All of the entries below need to be repeated exactly.

STUDY MATERIAL:
- Opening Delimiter -
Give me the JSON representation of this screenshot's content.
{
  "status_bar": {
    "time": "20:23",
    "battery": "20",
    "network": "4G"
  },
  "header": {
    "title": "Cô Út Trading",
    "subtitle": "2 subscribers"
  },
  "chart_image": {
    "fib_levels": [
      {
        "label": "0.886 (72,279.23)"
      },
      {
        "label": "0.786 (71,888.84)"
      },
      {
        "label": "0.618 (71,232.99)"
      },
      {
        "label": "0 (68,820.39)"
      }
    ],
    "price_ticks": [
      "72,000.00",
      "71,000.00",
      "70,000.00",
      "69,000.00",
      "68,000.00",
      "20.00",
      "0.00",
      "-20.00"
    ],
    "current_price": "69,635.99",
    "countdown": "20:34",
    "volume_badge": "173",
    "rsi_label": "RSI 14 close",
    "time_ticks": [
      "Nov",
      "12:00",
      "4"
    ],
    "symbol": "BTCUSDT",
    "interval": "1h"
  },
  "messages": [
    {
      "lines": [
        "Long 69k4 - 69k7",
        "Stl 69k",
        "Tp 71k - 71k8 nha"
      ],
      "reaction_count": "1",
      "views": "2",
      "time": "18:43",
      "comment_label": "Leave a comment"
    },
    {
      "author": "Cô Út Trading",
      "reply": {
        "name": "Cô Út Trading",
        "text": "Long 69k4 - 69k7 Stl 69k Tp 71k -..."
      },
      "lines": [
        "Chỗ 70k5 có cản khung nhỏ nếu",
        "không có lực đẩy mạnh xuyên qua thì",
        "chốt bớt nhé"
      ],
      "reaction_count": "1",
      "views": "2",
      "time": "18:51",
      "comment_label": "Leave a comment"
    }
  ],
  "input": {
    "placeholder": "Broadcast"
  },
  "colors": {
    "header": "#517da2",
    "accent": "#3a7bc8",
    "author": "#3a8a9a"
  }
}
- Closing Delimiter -
SOLUTION TO THIS EXERCISE:
Give me the JSON representation of this screenshot's content.
{
  "status_bar": {
    "time": "20:23",
    "battery": "20",
    "network": "4G"
  },
  "header": {
    "title": "Cô Út Trading",
    "subtitle": "2 subscribers"
  },
  "chart_image": {
    "fib_levels": [
      {
        "label": "0.886 (72,279.23)"
      },
      {
        "label": "0.786 (71,888.84)"
      },
      {
        "label": "0.618 (71,232.99)"
      },
      {
        "label": "0 (68,820.39)"
      }
    ],
    "price_ticks": [
      "72,000.00",
      "71,000.00",
      "70,000.00",
      "69,000.00",
      "68,000.00",
      "20.00",
      "0.00",
      "-20.00"
    ],
    "current_price": "69,635.99",
    "countdown": "20:34",
    "volume_badge": "173",
    "rsi_label": "RSI 14 close",
    "time_ticks": [
      "Nov",
      "12:00",
      "4"
    ],
    "symbol": "BTCUSDT",
    "interval": "1h"
  },
  "messages": [
    {
      "lines": [
        "Long 69k4 - 69k7",
        "Stl 69k",
        "Tp 71k - 71k8 nha"
      ],
      "reaction_count": "1",
      "views": "2",
      "time": "18:43",
      "comment_label": "Leave a comment"
    },
    {
      "author": "Cô Út Trading",
      "reply": {
        "name": "Cô Út Trading",
        "text": "Long 69k4 - 69k7 Stl 69k Tp 71k -..."
      },
      "lines": [
        "Chỗ 70k5 có cản khung nhỏ nếu",
        "không có lực đẩy mạnh xuyên qua thì",
        "chốt bớt nhé"
      ],
      "reaction_count": "1",
      "views": "2",
      "time": "18:51",
      "comment_label": "Leave a comment"
    }
  ],
  "input": {
    "placeholder": "Broadcast"
  },
  "colors": {
    "header": "#517da2",
    "accent": "#3a7bc8",
    "author": "#3a8a9a"
  }
}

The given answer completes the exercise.